Recently two geniuses walked into my eyesight through R685 (Dr. Bonk introduced them in the class). Both of them amazed me with their exciting innovations with new technologies. I would like to call them MAGICIANS, because of their astonishing creativity and bold imagination. I couldn’t believe my eyes when I first saw their high-tech presentations.
The first magician is Craig Kapp, a professor as well as a researcher in the fields of computer science and digital Technology. Currently, he is working on applying Augment Reality into educational settings to facilitate teaching and learning. The topic of his presentation in R685 was Visualizing the Future: How Augmented Reality can empower faculty, inspire students and bring ideas to life in the classroom. Thanks to his presentation, I was in my first time being clearly acknowledged what Augmented Reality is and what value it may bring into education. Augmented Reality plays magic to visuals. Shown with a specifically made card or on a special tablet through a web camera, images on a piece of paper or in a book suddenly become “ALIVE”. They stand up, turning into 3D visuals (more exactly, 3D objects). Imaging how amazing it could be when chemical symbols in your chemistry textbook become 3D models, Jack’s beanstalk growing up directly from the story book or little red riding hood running on pages! I think the great value that Craig’s innovation in education is that it will make learning more engaging, release students’ cognitive load of understanding complexities, encourage imagination and inspire creation.

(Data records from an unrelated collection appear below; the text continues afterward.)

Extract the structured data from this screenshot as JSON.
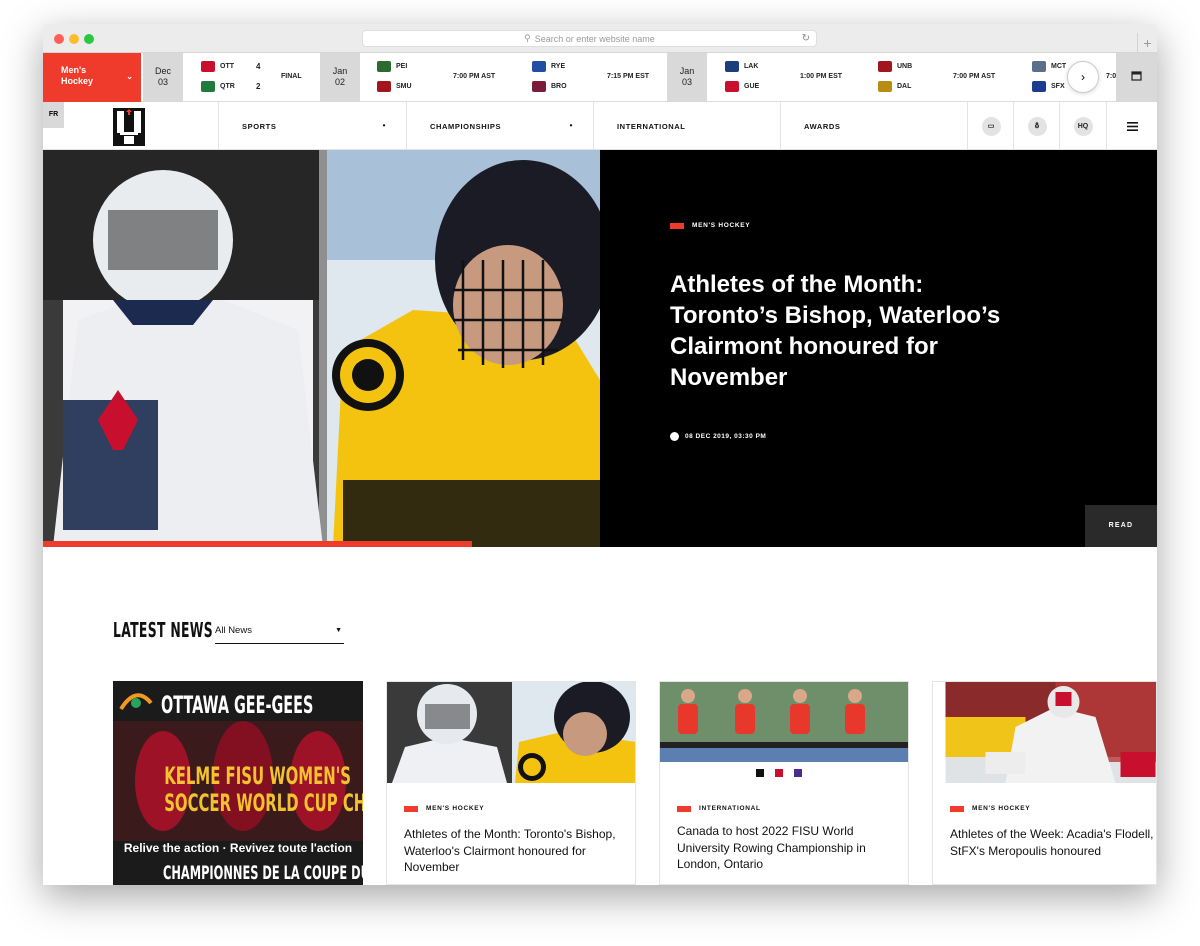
{
  "browser": {
    "url_placeholder": "Search or enter website name"
  },
  "scoreboard": {
    "sport": {
      "line1": "Men's",
      "line2": "Hockey"
    },
    "dates": [
      {
        "month": "Dec",
        "day": "03"
      },
      {
        "month": "Jan",
        "day": "02"
      },
      {
        "month": "Jan",
        "day": "03"
      }
    ],
    "games": [
      {
        "team1": "OTT",
        "team2": "QTR",
        "score1": "4",
        "score2": "2",
        "status": "FINAL",
        "c1": "#c8102e",
        "c2": "#1f7a3b"
      },
      {
        "team1": "PEI",
        "team2": "SMU",
        "status": "7:00 PM AST",
        "c1": "#2d6a2f",
        "c2": "#a3151c"
      },
      {
        "team1": "RYE",
        "team2": "BRO",
        "status": "7:15 PM EST",
        "c1": "#1f4ea3",
        "c2": "#7b1d3a"
      },
      {
        "team1": "LAK",
        "team2": "GUE",
        "status": "1:00 PM EST",
        "c1": "#1b3f7a",
        "c2": "#c8102e"
      },
      {
        "team1": "UNB",
        "team2": "DAL",
        "status": "7:00 PM AST",
        "c1": "#a3151c",
        "c2": "#b88b12"
      },
      {
        "team1": "MCT",
        "team2": "SFX",
        "status": "7:0",
        "c1": "#5c6f8a",
        "c2": "#1c3d8f"
      }
    ]
  },
  "nav": {
    "lang": "FR",
    "items": [
      "SPORTS",
      "CHAMPIONSHIPS",
      "INTERNATIONAL",
      "AWARDS"
    ],
    "hq": "HQ"
  },
  "hero": {
    "tag": "MEN'S HOCKEY",
    "title": "Athletes of the Month: Toronto’s Bishop, Waterloo’s Clairmont honoured for November",
    "date": "08 DEC 2019, 03:30 PM",
    "read": "READ",
    "progress": 0.77
  },
  "latest": {
    "heading": "LATEST NEWS",
    "filter": "All News",
    "promo": {
      "top": "OTTAWA GEE-GEES",
      "main": [
        "KELME FISU WOMEN'S",
        "SOCCER WORLD CUP CHAMPS"
      ],
      "sub": "Relive the action · Revivez toute l'action",
      "bottom": "CHAMPIONNES DE LA COUPE DU MONDE"
    },
    "cards": [
      {
        "tag": "MEN'S HOCKEY",
        "title": "Athletes of the Month: Toronto's Bishop, Waterloo's Clairmont honoured for November"
      },
      {
        "tag": "INTERNATIONAL",
        "title": "Canada to host 2022 FISU World University Rowing Championship in London, Ontario"
      },
      {
        "tag": "MEN'S HOCKEY",
        "title": "Athletes of the Week: Acadia's Flodell, StFX's Meropoulis honoured"
      }
    ]
  }
}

The other magician is Pranav Mistry, an Indian computer science majored graduate student from MIT. His magic is SixSense. This technology embeds computer functions into human bodies: with carrying a small camera and some other necessary computer components, our fingers could work as a mouse and our palms could be used as a keyboard and a screen. SixSense exerts the great potential of mobile learning and breaks down the barrier of accessing information without appropriate devices. Since SixSense can turn our bodies into a mobile device which has comprehensive functions, we will not need any extra devices anymore, such as expensive Apple productions.

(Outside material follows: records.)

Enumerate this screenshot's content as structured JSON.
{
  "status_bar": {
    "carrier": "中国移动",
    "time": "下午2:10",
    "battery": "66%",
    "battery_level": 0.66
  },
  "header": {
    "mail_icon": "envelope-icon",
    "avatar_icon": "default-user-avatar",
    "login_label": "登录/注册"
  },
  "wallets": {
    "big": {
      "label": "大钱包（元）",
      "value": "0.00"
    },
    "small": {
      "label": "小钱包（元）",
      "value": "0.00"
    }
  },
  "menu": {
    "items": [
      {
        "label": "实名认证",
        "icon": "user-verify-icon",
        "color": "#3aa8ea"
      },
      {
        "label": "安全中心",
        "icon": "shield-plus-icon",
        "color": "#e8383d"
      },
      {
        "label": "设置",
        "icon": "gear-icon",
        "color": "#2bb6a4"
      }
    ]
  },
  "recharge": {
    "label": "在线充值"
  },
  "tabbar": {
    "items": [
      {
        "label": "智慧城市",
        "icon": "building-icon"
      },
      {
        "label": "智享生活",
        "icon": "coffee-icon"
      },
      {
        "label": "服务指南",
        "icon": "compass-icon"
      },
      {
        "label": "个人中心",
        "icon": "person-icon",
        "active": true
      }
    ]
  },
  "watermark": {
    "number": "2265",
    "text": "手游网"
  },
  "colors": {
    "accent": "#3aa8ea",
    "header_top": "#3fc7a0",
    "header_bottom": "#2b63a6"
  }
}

Although Augmented Reality and SixSense technology are under two different topics in R685, I put them together in this posting because Craig and Pranav have great similarities in terms of creativity and enthusiasm of applying new technologies in learning; in addition, I imagine what will happen if we combine these two magic together: the convenience and fun of leaning will be everywhere! Students will be able to watch free 3D movies all on their palms; science teachers may never need to purchase geometry and chemical models for their classes; students majored in fashion design, engineering design and architecture could exam their designs from 360 angles anytime from they start drawing the design sketches.